Breath Biopsy for Identification of VOC Biomarkers for Liver Cirrhosis

Published on: 13 Feb 2023, under Breath Biopsy

We’ve been working to develop a breath test for liver disease for a number of years. Liver disease is one of the areas that we’re expectant of realizing our twin aims of saving lives and healthcare spending. Our research is ongoing as we continue to work towards producing a non-invasive breath test that improves our ability to detect, stage, and monitor progression or recovery from liver disease.




Lifestyle related factors have led to a rapid rise in the prevalence of liver diseases, with as many as 3 in 10 adults affected in some countries, alongside an increasing number of children. However, progression of liver disease is often asymptomatic, leading to more than 50% of cases being diagnosed at advanced stages.

Early detection of liver diseases, such as non-alcoholic fatty liver disease (NAFLD), non-alcoholic steatohepatitis (NASH) and more advanced cirrhosis, is a significant clinical challenge, with the gold standard still tissue biopsy, despite recent developments in both imaging techniques and blood biomarkers. A non-invasive approach that can be offered as part of a screening program represents an ideal solution and we are developing Breath Biopsy® to meet this need.

In our previous study, Ferrandino et al. used Breath Biopsy® OMNI® to compare the breath of healthy volunteers to that of patients with cirrhosis, at a non-severe stage, with an analytical focus on limonene. Limonene is a VOC that had already been identified in the literature as having a strong association with liver diseases. This study provided proof of principle that breath limonene levels can differentiate controls from subjects with cirrhosis. Additionally, breath limonene levels correlated with blood biomarkers of liver function.
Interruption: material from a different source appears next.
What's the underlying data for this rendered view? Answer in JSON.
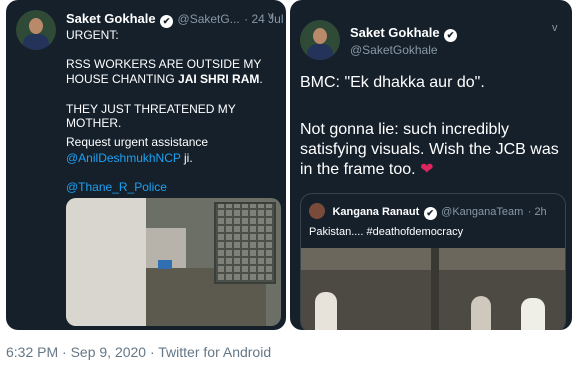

Despite this qualified success, we don’t believe that the complexity of the liver’s metabolic pathways can be accurately represented by limonene alone, as a single biomarker. We have therefore followed up our work on limonene with untargeted analysis. The new paper from Ferrandino et al. discusses how we have now used Breath Biopsy OMNI global VOC analysis to perform an untargeted analysis of the VOCS on the breath of patients with cirrhosis, compared to controls in order to identify additional potential disease-related biomarkers.

46 subjects with cirrhosis (disease severity classified according to the Child-Pugh system), and 42 controls provided breath samples via the ReCIVA® Breath Sampler, part of the Breath Biopsy Collection Station. 29 VOCs exhibited statistically significant difference between the cirrhosis group and controls. The top four performing compounds for differentiating these groups were 2-pentanone, eucalyptol, limonene and dimethyl selenide. Interestingly, these other compounds showed a correlation with blood metrics of liver function, and their combination, in a classification model, provided a better classification performance compared to each single compound.

Untargeted Liver Paper Figure 3
Figure 1: Receiver originating characteristic plots of the four top single VOCs comparing cirrhosis vs controls.

Untargeted Liver Paper Figure 4 A+B
Figure 2: Classification performance of combined VOCs. (A) ROC plot and confidnece interval obtained for the training set. (B) ROC plot and confidence interval obtained for the test.


A model based on combinations of the best performing VOCs was created and cross validated using a data split for training/testing of (70%/30%). On the training sets, the model returned an average area under the ROC curve (ROC-AUC) of 0.99 ± 0.00 (Fig. 4A), and on the test sets, an average ROC-AUC of 0.95 ± 0.04 (Fig 4B). Further analysis explored the correlation between identified breath compounds and other established markers of hepatic function, as well as looking at the effect of cirrhosis severity on exhaled VOCs.

Using rigorous the sampling procedures associated with Breath Biopsy OMNI for this study represented a substantial advance over similar prior studies. OMNI is an end-to-end optimized service for consistent breath analysis. In this instance employing OMNI meant, firstly, we purified inhaled air to minimize environmental contaminants. Secondly, the volume of sampled breath or blanks was standardized and closely monitored. And thirdly, that multiple blanks were collected alongside each session, allowing experimental discrimination of contaminants from on-breath VOCs. Taken together these measures have provided us with a higher degree of confidence discerning on-breath VOCs from environmental contaminants.



We’re continuing our research in this area, in an attempt to validate our in vivo findings reported in the above paper. Using the Breath Biopsy OMNI Assay, we have now performed in vitro experiments using cultured hepatocytes that have allowed us to get closer to demonstrating mechanistic links between liver disease biology and our biomarker candidates.

Dr Giuseppe Ferrandino presented some of our in vitro findings at our recent webinar on ‘Identifying Translational Biomarkers using Breath Biopsy in vitro Headspace Analysis’ which you can now watch on-demand.